Element data from apps and pages:
....................

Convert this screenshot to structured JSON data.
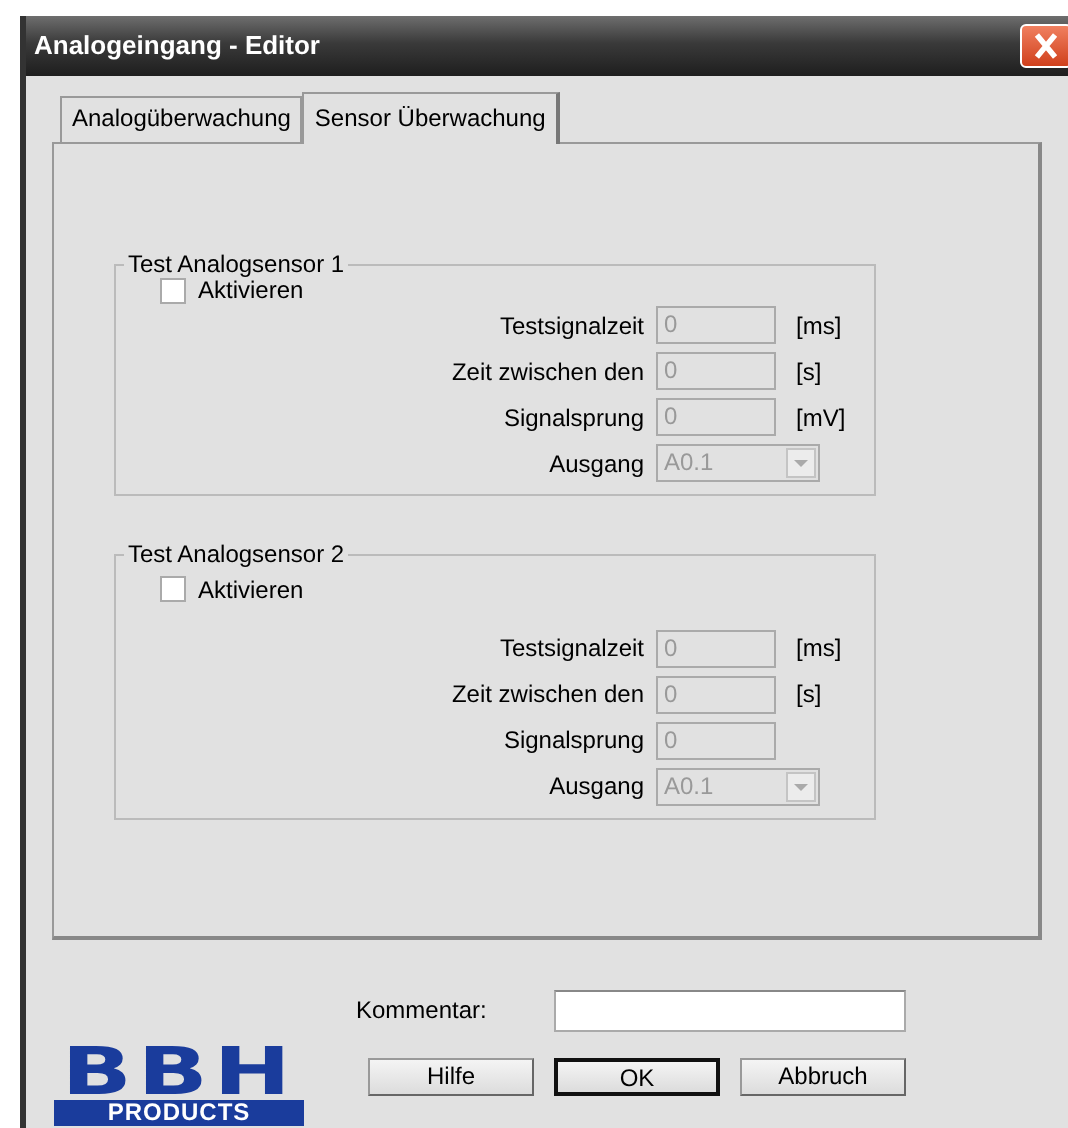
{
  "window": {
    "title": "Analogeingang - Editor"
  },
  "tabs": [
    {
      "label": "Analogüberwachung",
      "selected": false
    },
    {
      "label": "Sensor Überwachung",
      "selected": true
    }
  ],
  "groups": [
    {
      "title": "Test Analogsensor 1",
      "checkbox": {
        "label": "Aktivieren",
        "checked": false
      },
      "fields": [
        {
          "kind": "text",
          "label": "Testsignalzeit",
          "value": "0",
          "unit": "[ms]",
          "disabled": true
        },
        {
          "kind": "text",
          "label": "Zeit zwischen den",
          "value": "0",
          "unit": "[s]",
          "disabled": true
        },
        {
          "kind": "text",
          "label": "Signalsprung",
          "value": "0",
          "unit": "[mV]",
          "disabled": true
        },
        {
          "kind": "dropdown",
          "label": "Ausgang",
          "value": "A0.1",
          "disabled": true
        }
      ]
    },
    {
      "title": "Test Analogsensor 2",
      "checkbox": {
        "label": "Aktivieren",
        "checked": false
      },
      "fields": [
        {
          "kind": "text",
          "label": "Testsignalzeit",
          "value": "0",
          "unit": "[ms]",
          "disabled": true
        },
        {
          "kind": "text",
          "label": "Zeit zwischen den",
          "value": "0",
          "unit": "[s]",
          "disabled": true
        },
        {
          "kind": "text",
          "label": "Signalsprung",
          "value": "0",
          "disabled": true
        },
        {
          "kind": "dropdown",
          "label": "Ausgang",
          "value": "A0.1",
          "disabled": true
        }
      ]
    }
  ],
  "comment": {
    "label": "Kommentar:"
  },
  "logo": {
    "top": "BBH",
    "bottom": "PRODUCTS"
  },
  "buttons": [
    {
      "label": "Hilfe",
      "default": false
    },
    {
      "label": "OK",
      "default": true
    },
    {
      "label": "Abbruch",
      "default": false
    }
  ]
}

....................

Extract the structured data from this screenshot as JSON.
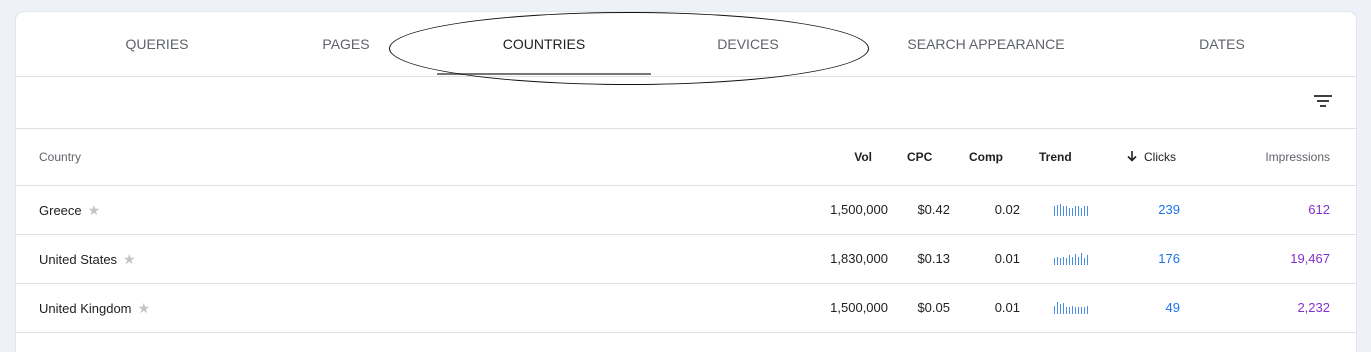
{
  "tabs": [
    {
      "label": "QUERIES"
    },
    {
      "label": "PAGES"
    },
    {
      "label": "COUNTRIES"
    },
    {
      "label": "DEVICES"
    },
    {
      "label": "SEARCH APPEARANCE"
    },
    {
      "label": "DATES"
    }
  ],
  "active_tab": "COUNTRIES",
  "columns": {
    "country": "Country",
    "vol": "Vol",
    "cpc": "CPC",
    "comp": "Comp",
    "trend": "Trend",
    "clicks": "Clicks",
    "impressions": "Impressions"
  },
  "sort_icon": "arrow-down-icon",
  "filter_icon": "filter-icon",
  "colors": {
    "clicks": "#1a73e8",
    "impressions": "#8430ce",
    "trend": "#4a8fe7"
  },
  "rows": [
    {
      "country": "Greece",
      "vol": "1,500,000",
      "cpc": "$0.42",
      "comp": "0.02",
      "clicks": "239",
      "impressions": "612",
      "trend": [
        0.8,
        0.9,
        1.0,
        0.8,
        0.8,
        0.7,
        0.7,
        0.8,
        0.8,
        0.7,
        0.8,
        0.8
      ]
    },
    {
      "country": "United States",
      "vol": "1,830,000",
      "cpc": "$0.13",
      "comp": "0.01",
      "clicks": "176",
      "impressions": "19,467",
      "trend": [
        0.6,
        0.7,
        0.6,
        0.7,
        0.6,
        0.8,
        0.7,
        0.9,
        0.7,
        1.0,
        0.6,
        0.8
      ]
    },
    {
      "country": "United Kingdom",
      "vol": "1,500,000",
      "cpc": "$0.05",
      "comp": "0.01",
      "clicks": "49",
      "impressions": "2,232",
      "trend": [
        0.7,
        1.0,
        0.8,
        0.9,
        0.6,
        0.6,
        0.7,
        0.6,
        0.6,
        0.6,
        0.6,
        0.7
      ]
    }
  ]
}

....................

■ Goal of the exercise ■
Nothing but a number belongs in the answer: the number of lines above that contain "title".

■ Solution below ■
3